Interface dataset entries
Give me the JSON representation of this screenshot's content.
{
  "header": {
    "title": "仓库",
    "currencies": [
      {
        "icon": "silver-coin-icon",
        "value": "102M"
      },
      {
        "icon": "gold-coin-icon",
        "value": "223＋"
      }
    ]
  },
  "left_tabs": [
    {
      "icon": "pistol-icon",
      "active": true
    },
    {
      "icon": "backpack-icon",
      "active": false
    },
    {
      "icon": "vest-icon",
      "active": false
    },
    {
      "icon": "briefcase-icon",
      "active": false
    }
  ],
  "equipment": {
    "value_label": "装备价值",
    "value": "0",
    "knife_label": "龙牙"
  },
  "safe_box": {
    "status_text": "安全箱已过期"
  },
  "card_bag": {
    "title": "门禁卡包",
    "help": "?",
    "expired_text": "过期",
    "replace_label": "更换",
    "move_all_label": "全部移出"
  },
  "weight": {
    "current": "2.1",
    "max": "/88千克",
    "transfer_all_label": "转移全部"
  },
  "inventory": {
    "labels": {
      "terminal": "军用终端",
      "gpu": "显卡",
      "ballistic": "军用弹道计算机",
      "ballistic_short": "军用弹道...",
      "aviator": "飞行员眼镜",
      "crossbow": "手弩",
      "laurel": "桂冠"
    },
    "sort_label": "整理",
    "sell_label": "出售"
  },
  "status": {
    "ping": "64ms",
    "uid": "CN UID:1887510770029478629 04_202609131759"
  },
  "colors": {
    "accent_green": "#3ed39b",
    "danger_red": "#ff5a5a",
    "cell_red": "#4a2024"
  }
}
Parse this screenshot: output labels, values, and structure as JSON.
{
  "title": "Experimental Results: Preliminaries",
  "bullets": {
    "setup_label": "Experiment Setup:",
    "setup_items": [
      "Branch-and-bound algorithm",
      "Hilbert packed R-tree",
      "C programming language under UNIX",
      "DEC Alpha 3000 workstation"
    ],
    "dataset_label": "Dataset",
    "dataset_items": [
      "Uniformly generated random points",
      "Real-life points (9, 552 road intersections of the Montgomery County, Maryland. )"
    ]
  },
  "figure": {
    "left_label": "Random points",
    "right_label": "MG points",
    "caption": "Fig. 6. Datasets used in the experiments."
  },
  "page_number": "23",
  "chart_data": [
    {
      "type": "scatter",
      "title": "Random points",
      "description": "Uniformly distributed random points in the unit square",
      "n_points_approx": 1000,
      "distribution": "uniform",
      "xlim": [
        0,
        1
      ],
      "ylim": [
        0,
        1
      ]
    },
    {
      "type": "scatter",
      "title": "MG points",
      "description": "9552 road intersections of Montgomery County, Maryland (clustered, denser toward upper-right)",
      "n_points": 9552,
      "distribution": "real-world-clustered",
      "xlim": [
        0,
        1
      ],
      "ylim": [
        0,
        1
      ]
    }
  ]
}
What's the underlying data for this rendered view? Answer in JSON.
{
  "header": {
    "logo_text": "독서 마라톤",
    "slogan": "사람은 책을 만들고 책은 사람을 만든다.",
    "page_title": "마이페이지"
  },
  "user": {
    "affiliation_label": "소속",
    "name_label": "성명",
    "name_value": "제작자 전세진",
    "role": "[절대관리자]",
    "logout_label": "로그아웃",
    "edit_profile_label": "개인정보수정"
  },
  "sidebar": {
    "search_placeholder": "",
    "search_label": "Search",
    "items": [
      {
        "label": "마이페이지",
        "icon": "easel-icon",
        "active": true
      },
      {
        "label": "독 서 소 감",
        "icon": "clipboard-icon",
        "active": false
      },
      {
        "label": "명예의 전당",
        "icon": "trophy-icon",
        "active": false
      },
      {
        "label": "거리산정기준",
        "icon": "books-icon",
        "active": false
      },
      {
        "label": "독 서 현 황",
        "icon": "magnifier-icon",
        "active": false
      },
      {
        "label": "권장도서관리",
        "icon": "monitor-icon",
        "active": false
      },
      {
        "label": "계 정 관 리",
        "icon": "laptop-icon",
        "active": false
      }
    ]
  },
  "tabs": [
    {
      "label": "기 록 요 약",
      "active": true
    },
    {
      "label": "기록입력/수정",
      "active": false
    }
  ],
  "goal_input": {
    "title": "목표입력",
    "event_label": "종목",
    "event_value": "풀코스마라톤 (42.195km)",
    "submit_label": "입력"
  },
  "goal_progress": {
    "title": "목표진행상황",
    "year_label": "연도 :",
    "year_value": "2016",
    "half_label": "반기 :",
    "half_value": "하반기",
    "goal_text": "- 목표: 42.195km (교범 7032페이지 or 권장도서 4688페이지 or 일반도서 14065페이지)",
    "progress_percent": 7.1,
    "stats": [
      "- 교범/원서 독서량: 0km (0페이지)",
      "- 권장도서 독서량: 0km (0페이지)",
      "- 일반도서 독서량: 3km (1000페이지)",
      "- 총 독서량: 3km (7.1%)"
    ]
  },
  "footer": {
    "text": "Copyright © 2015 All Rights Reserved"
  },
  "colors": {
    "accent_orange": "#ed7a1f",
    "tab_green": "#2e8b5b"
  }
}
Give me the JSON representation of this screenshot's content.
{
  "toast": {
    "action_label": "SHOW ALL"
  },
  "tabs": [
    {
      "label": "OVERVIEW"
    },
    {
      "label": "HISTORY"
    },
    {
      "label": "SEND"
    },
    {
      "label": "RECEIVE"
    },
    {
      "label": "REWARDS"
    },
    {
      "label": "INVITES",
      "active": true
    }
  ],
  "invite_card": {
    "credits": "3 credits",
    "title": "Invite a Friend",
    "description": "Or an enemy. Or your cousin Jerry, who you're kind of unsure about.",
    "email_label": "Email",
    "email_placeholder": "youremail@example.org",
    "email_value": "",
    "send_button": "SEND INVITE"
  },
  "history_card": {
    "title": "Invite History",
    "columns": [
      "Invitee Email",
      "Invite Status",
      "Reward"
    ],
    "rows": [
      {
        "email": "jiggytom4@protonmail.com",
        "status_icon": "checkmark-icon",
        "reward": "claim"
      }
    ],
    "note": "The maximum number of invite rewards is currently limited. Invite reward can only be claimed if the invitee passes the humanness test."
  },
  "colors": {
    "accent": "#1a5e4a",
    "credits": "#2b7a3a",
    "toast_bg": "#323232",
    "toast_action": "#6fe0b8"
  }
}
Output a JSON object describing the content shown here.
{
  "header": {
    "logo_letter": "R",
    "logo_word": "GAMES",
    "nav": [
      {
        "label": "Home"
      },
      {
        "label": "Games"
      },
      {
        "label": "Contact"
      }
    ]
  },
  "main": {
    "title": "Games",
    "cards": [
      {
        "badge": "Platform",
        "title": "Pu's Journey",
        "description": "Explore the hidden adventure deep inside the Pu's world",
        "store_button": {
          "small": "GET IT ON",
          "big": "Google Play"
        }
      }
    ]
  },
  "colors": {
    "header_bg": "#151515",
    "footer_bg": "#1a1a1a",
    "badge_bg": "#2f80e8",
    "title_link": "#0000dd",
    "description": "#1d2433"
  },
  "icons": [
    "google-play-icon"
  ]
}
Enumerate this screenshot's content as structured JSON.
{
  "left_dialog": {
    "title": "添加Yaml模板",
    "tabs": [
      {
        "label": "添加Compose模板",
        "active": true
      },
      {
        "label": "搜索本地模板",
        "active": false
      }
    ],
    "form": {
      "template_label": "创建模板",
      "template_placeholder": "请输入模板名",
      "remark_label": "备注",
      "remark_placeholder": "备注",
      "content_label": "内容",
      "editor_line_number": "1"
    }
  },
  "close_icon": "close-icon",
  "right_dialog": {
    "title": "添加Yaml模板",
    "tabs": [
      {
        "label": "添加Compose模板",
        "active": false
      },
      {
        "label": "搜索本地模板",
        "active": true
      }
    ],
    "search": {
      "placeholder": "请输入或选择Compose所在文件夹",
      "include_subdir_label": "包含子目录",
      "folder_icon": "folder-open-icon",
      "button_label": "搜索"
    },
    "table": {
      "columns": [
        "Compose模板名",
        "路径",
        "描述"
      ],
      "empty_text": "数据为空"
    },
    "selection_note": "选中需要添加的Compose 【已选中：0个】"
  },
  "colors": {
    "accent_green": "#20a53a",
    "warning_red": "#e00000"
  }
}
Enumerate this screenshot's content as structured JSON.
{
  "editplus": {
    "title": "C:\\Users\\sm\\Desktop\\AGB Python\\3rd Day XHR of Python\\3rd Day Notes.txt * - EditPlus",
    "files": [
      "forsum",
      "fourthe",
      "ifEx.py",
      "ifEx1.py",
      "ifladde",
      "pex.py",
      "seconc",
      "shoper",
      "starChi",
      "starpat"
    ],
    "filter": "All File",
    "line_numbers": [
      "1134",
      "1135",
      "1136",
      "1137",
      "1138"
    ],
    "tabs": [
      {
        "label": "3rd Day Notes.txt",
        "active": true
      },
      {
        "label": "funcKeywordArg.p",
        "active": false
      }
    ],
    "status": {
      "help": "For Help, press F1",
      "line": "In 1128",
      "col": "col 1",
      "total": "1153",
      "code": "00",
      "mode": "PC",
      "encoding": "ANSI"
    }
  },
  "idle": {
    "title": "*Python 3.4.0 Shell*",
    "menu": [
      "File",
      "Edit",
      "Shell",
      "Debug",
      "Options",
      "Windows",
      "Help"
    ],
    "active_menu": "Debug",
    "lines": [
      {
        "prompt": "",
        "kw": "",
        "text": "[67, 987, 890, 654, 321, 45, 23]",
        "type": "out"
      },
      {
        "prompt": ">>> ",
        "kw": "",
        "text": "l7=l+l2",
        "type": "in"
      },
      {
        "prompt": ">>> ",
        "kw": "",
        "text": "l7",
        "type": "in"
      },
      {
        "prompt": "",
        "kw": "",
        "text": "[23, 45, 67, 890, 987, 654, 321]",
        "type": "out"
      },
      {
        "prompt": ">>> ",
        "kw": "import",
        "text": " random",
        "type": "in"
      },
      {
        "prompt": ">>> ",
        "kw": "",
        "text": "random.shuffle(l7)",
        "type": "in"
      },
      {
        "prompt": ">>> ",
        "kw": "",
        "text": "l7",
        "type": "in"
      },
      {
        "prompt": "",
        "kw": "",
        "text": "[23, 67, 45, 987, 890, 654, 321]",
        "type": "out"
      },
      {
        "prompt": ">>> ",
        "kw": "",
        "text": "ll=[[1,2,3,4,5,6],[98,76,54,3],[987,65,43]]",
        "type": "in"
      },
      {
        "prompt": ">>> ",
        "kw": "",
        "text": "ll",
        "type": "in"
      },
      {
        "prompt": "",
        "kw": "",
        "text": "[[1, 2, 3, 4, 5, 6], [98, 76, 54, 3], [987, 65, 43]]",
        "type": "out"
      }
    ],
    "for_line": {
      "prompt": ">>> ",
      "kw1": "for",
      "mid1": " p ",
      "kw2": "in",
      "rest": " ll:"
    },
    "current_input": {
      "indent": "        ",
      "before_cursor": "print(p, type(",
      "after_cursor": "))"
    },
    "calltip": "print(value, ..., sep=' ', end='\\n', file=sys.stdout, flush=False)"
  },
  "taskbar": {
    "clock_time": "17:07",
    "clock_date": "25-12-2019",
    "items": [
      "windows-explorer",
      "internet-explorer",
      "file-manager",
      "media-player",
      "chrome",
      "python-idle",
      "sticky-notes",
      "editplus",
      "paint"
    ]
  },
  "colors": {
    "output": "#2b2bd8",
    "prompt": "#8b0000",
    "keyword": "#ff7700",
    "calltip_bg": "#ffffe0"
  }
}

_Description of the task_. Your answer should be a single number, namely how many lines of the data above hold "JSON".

_Written response_. 7